Hylas-4 was initially planned for a launch in early 2017, but ran into manufacturing delays concurrent with deepening financial troubles for Avanti. The operator in 2016 opted to forgo a company sale in favor of a refinancing deal to preserve Hylas-4, a satellite with three times more capacity than the rest of Avanti’s fleet.
Built by Orbital ATK on its GEOStar-3 platform, Hylas-4 carries 64 Ka-band spot beams covering Europe and Africa, and four steerable Ka-band beams that can reach out to South America and over to the Middle East.
Avanti expects Hylas-4 will give the company a competitive edge since its two operational satellites, Hylas-1 and Hylas-2, are both struggling to compete against newer high-throughput satellites. In the next few years, several operators have plans to add large amounts of high-throughput capacity over Europe, the Middle East and Africa — Avanti’s core markets. Eutelsat, Spacecom, Global IP, and others will all make for an even more competitive market as operators strive to capture lucrative broadband business.

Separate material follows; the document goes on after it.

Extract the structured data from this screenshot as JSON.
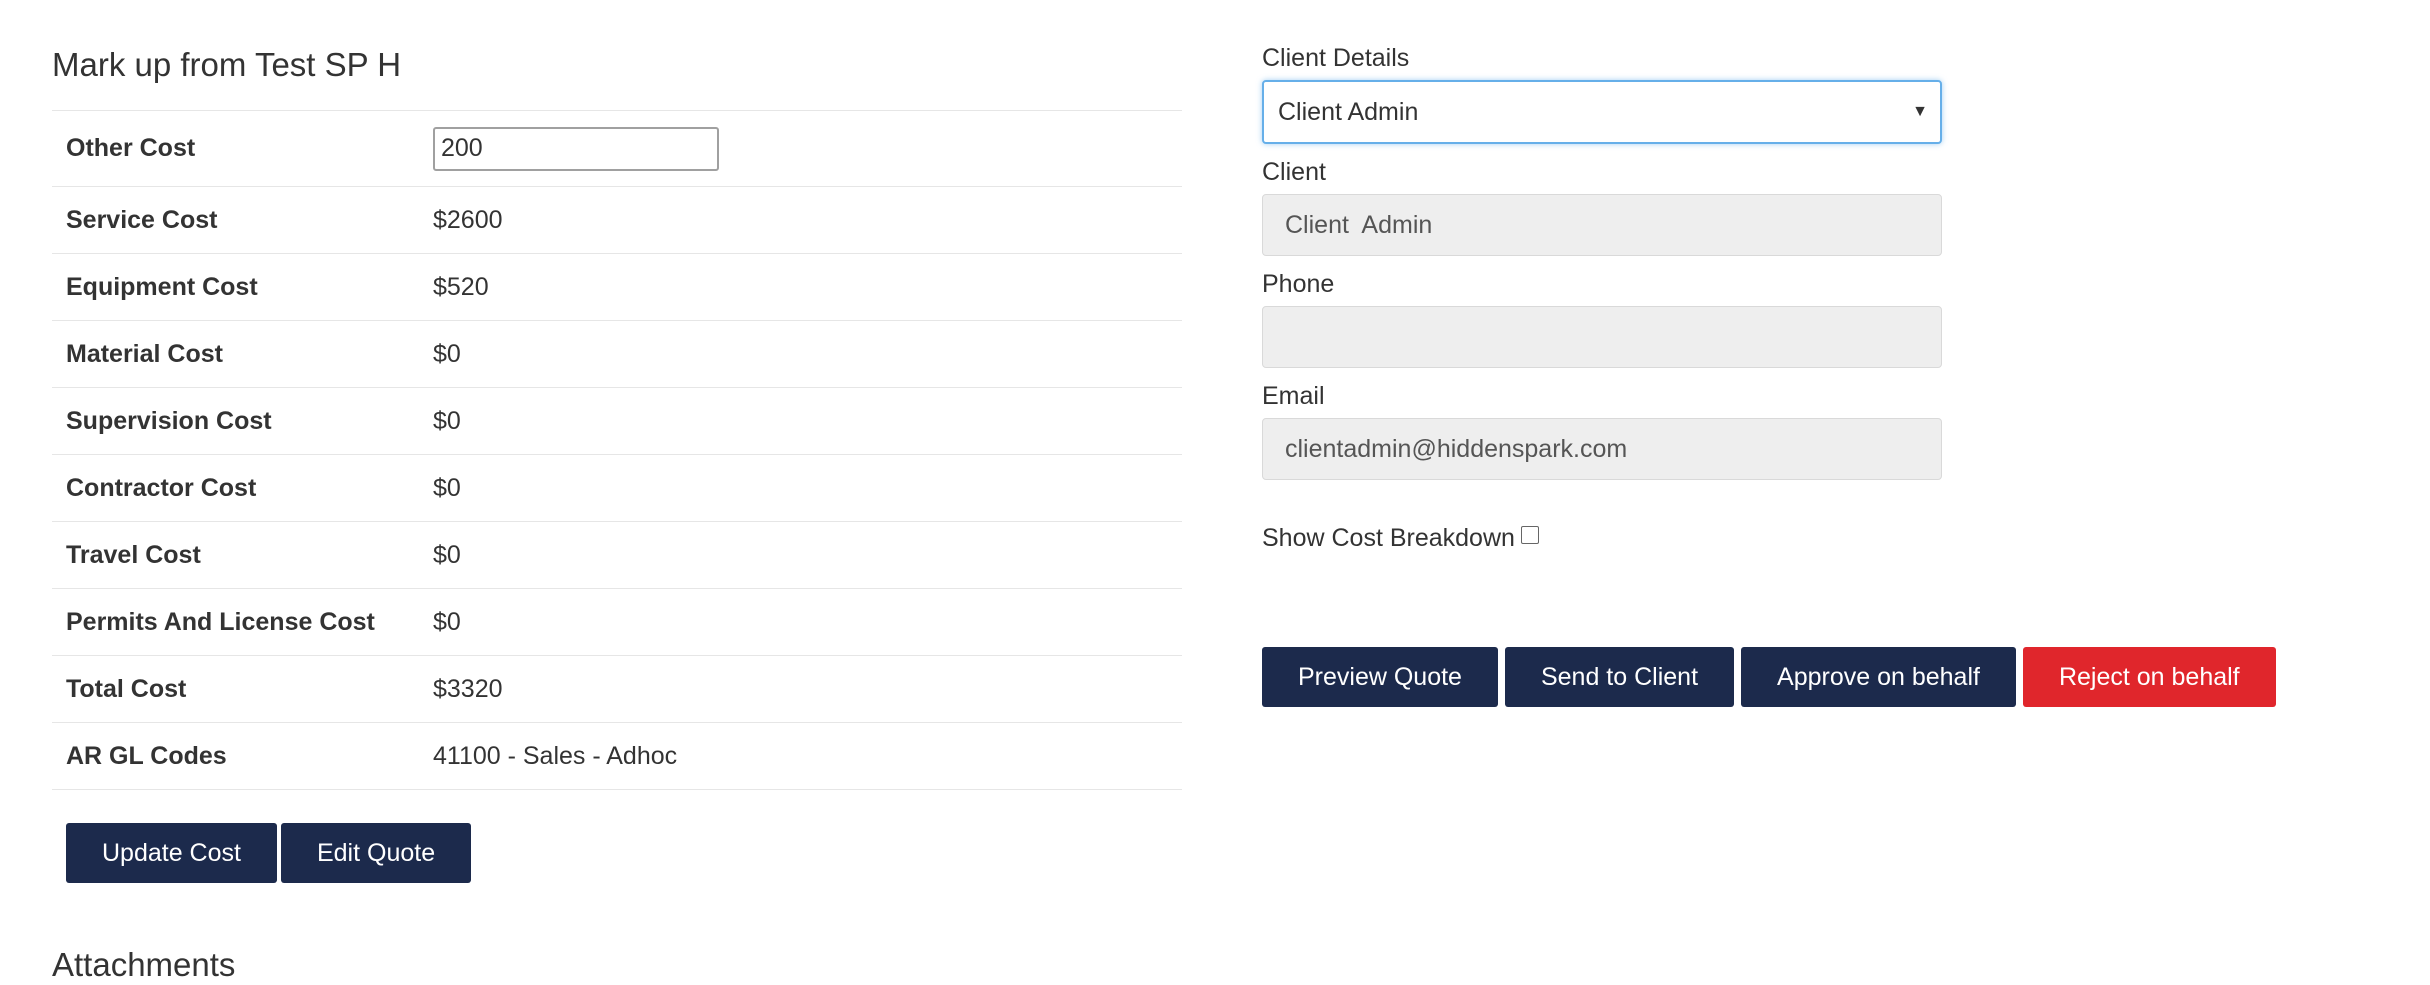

Both Avanti and Sky Perfect Jsat had to wait so long for this launch that they inverted the launch order for other missions both had underway. Japan’s DSN-2 satellite, intended to be the second of three X-band defense satellites, launched first in January 2017 on an H2A rocket from Mitsubishi Heavy Industries. Avanti is still awaiting the launch of Hylas-3, a mission first expected in 2015, but now is planned for this year, though it could slip further. The European Space Agency’s European Data Relay Satellite-C satellite from OHB Systems of Bremen, Germany is carrying Hylas-3 as a hosted payload.